Task to carry out: For the data below, give the number of lines that include the word "cookies" and nothing else.

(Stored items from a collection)
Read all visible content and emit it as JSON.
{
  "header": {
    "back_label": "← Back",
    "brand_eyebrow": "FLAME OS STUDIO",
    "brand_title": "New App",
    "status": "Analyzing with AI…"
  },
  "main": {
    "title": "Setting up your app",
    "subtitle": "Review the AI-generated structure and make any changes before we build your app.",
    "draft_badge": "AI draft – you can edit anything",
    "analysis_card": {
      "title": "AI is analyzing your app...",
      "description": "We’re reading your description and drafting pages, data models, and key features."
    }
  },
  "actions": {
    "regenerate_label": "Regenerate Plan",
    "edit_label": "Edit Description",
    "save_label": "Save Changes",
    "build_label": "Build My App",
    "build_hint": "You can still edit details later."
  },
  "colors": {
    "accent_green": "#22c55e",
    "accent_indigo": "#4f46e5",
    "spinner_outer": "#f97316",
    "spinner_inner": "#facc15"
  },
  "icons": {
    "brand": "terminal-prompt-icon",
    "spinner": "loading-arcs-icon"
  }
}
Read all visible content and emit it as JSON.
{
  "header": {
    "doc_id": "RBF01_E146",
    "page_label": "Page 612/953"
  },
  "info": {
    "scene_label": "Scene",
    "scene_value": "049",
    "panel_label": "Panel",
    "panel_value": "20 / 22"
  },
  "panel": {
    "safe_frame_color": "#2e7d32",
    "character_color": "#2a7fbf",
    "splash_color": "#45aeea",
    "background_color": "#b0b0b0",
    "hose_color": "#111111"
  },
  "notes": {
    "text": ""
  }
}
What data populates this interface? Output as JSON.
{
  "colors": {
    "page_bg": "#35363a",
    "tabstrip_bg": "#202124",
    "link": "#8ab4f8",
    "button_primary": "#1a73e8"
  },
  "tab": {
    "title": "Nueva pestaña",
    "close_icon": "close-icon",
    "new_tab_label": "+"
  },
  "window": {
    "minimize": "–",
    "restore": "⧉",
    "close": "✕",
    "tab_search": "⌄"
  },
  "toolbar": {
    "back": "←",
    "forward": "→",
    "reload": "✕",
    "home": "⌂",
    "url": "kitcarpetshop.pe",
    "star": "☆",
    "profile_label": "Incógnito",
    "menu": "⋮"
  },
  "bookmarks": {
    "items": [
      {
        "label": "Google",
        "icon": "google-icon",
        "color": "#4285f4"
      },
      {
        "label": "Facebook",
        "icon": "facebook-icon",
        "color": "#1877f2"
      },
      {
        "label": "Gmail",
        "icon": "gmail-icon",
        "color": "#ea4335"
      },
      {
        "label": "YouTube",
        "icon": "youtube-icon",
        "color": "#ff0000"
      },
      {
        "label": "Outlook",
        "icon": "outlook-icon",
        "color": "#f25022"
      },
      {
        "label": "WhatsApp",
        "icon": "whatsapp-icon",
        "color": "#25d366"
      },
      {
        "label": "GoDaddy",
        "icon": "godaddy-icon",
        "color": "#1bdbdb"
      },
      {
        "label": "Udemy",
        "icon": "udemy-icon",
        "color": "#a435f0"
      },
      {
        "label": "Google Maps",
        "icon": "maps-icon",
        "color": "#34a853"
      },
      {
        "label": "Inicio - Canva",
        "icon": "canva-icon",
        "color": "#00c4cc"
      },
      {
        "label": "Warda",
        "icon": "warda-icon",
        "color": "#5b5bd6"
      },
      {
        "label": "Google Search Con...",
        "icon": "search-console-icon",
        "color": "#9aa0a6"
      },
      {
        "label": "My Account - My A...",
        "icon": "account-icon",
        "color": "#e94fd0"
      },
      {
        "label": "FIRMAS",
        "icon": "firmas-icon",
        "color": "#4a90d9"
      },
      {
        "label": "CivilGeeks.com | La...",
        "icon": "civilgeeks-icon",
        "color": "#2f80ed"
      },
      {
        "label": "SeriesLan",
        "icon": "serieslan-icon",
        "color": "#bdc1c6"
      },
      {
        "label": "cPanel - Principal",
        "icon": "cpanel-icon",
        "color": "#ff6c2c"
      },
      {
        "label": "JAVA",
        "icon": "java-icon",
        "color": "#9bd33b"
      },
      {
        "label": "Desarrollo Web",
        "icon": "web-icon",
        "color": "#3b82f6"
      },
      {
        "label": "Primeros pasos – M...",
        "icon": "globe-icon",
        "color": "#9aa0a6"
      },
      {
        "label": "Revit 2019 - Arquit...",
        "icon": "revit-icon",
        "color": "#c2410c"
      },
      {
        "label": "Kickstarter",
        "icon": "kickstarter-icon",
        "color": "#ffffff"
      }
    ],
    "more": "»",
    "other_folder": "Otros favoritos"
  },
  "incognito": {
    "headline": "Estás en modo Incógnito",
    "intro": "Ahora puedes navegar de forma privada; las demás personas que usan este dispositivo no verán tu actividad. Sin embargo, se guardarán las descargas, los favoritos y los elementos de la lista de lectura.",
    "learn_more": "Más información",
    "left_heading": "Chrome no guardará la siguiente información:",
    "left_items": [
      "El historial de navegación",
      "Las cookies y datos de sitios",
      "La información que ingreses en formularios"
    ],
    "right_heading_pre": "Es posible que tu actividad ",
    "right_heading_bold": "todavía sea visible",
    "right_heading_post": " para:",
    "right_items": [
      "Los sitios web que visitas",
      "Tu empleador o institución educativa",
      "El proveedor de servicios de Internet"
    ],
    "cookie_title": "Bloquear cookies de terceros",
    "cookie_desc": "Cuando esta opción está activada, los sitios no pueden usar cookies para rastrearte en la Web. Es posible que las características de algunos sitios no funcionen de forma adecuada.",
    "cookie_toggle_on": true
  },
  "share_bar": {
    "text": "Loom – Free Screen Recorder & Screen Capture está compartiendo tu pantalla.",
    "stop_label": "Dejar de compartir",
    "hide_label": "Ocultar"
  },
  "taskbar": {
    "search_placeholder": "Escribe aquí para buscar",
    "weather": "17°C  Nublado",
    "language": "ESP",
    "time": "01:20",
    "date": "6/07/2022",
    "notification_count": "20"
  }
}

Expected answer: 3